*The Pauli Exclusion Principle* touches on a broad range of ideas, from the basic principles of quantum theory to the new developments in applied group theory that have benefited from Kaplan’s contributions. “Yet another book on group theory,” a reader might say. But Kaplan’s monograph goes far beyond standard group theory. It incorporates concepts that are relatively new in theoretical physics: holon gases, fractional statistics, parafermions, parabosons, and parastatistics, to name a few. The book does briefly introduce applied group theory in four appendices at the end. Those appendices help the reader better understand the book’s main chapters, and they make *The Pauli Exclusion Principle* self-contained. But it is clear that for Kaplan, group theory is just a convenient tool.

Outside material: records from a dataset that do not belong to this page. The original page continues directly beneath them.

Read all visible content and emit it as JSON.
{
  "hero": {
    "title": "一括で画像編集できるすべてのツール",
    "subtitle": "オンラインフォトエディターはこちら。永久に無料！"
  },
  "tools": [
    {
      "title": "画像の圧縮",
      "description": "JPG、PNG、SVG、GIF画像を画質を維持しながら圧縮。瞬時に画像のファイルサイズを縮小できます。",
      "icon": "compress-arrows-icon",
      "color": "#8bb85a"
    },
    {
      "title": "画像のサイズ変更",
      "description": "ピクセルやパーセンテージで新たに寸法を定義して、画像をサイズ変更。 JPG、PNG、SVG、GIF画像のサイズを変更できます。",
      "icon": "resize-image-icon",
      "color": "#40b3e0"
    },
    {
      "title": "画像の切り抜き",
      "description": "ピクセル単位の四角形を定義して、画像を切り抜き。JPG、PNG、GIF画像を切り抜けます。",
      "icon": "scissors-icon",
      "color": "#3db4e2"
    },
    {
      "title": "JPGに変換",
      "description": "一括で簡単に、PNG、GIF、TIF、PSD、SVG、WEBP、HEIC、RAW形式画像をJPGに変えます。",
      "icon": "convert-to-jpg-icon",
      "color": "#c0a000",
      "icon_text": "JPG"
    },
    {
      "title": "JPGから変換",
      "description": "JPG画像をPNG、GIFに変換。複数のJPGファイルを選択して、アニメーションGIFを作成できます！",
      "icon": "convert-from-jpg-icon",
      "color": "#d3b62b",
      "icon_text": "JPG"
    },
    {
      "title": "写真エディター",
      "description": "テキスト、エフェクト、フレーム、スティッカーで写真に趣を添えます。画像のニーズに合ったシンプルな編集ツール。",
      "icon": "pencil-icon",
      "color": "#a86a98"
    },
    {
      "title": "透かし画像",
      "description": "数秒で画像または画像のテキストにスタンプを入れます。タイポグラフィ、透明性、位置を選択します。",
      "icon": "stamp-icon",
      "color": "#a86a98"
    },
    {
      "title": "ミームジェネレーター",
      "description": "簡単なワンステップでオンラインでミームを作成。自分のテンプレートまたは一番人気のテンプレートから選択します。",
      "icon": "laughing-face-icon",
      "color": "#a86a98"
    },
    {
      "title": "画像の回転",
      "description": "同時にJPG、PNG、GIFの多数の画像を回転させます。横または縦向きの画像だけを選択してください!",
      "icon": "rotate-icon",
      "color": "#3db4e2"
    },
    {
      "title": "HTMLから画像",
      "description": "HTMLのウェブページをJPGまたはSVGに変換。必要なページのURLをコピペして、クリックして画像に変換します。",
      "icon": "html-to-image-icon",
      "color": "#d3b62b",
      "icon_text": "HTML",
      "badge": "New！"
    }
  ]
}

From the very beginning of the quantum era, such figures as Satyendra Nath Bose, Albert Einstein, Enrico Fermi, Paul Dirac, and Werner Heisenberg realized the critical importance of permutation symmetry. It was Wolfgang Pauli who introduced the concept of spin and formulated the formal criterion of permutation symmetry that every wavefunction must satisfy in a many-particle system. According to Pauli, with respect to permutations, particles can be either bosons or fermions, and their transformations correspond to one-dimensional representations of the permutation group—symmetric for bosons and antisymmetric for fermions.

After a historical survey in chapter 1, chapter 2 introduces the standard technique of Young diagrams for building multiparticle wavefunctions. It covers a variety of important cases and is useful for treating weak spin–orbit coupling as a perturbation. Still, even in zeroth order, the Pauli principle cannot be ignored.

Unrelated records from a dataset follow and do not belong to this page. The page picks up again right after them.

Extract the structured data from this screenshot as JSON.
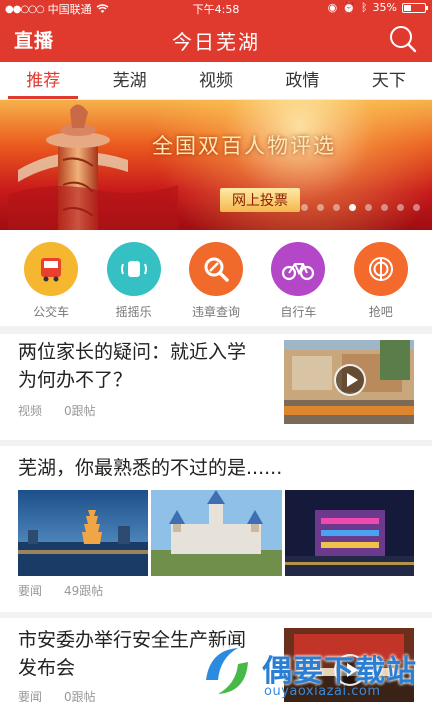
{
  "status_bar": {
    "carrier": "中国联通",
    "time": "下午4:58",
    "battery": "35%",
    "battery_level": 0.35
  },
  "header": {
    "live_label": "直播",
    "title": "今日芜湖",
    "search_icon": "search-icon"
  },
  "tabs": [
    {
      "label": "推荐",
      "active": true
    },
    {
      "label": "芜湖",
      "active": false
    },
    {
      "label": "视频",
      "active": false
    },
    {
      "label": "政情",
      "active": false
    },
    {
      "label": "天下",
      "active": false
    }
  ],
  "banner": {
    "headline": "全国双百人物评选",
    "vote_label": "网上投票",
    "slide_count": 8,
    "active_slide": 3
  },
  "services": [
    {
      "label": "公交车",
      "icon": "bus-icon",
      "color": "#f4b72f"
    },
    {
      "label": "摇摇乐",
      "icon": "shake-hand-icon",
      "color": "#35c1c4"
    },
    {
      "label": "违章查询",
      "icon": "violation-search-icon",
      "color": "#f06a2b"
    },
    {
      "label": "自行车",
      "icon": "bicycle-icon",
      "color": "#b347c7"
    },
    {
      "label": "抢吧",
      "icon": "grab-icon",
      "color": "#f36a2c"
    }
  ],
  "news": [
    {
      "title_line1": "两位家长的疑问：就近入学",
      "title_line2": "为何办不了？",
      "category": "视频",
      "comments": "0跟帖"
    },
    {
      "title": "芜湖，你最熟悉的不过的是......",
      "category": "要闻",
      "comments": "49跟帖"
    },
    {
      "title_line1": "市安委办举行安全生产新闻",
      "title_line2": "发布会",
      "category": "要闻",
      "comments": "0跟帖"
    }
  ],
  "watermark": {
    "text": "偶要下载站",
    "url": "ouyaoxiazai.com"
  },
  "colors": {
    "brand_red": "#e03a2f"
  }
}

Kaplan was the first to ask an important question about the permutation symmetry of identical particles: Is it possible for permutation symmetry to be more general than symmetric or antisymmetric? Can we expect a future discovery of exotic elementary particles that are neither bosons nor fermions? In chapter 3 Kaplan gives a rigorous proof that we cannot. Allowing states with a generalized permutation symmetry leads to a contradiction with the concept of particle identity and independence. But the fundamental problem of the connection between spin and statistics still awaits its solution. Unfortunately the attempts thus far to make that connection, including the ones by Pauli and, decades later, Richard Feynman, have been unsatisfactory, for reasons Kaplan details in sections 1.2 and 3.1 of the book.

Although elementary particles and their composite particles do not possess exotic symmetry, that may not be true of quasiparticles and excited states. The key is the relative strength of the “inner coupling” of elementary particles, which ultimately leads to the emergence of quasiparticles as separate entities. If the inner interaction is weak compared with the interaction between quasiparticles, the “gas” of quasiparticles follows the laws of Fermi–Dirac or Bose–Einstein statistical physics.

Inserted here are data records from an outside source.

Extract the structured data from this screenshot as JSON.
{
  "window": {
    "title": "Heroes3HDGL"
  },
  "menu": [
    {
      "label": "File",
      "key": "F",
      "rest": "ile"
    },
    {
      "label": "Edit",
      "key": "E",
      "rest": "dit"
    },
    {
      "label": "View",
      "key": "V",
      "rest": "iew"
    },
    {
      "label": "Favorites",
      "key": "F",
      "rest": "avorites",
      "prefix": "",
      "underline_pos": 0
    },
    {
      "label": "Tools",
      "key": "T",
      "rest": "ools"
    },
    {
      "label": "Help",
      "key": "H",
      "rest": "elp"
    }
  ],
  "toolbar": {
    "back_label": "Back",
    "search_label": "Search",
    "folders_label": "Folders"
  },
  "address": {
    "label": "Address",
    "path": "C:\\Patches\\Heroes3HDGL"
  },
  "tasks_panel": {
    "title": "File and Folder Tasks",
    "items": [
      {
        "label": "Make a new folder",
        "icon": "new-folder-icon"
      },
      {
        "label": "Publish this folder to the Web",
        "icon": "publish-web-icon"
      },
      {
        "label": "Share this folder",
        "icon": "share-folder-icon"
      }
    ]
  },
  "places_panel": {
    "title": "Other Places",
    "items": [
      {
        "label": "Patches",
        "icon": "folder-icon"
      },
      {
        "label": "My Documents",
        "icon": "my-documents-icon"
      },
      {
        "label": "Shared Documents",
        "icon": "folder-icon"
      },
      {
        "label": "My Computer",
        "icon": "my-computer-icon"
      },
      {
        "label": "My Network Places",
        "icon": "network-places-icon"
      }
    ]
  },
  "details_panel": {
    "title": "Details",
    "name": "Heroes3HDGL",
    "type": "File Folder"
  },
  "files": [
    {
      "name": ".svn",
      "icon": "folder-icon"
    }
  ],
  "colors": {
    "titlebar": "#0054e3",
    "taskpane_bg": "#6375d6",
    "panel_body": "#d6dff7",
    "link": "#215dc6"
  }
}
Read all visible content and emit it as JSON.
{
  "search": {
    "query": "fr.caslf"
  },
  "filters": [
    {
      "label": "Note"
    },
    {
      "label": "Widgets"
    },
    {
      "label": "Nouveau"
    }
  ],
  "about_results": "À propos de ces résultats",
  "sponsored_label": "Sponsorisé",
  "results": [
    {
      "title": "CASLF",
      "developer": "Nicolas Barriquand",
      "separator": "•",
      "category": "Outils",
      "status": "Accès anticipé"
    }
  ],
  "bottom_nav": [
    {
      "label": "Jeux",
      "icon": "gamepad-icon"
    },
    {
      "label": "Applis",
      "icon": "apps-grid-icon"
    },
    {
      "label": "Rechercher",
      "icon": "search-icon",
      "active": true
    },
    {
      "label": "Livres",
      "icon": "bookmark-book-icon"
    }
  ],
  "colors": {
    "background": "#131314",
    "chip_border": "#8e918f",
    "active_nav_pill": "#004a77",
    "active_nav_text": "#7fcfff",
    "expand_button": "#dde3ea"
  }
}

In several cases, however, the inner coupling is strong enough to compete with the coupling between quasiparticles. In such cases, the emergent particles are neither bosons nor fermions, and the standard formulas of quantum statistics do not apply. That motivated Kaplan to develop modified para-Fermi statistics in 1976. The details of Kaplan’s statistics are discussed in chapter 5 of his book, where they are applied to excitons, magnons, and some other quasiparticles in periodic lattices. Although para-Fermi statistics seems to be at the margins of modern quantum theory, recent data suggest it has important applications for understanding the fractional quantum Hall effect.

In a group of outstanding creators of quantum theory, Pauli was arguably the brightest personality. Max Born, a close friend of Einstein, believed Pauli’s intellectual potential was even greater than Einstein’s. Yet Pauli was also controversial—warm to his close friends, but often arrogant and obnoxious in his criticism. Although a couple of interesting facts about Pauli are mentioned in the preface, they are not enough to feed readers’ hunger for information about the great quantum revolution and its revolutionary figures. Admittedly, Kaplan’s book is a scientific monograph, and bringing together the modern view of the Pauli exclusion principle and its historical development is a challenge. Additional historical details about the quantum discoveries would enrich the book and make it more engaging.

To my knowledge, Kaplan’s book has no equal in subject or clarity. It is therefore needed on the bookshelf of every theoretical physicist and computational chemist. It can also serve as a useful supplemental source in a graduate course on applied group theory and quantum mechanics.

**Victor Polinger** is an emeritus professor of physics and math at Bellevue College in Washington and an affiliate professor in the department of chemistry at the University of Washington in Seattle. His research focuses on the Jahn–Teller effect and structural instability in polyatomic systems, phase transitions in ferroelectric crystals, and the problems of structural, electronic, and magnetic phase transitions.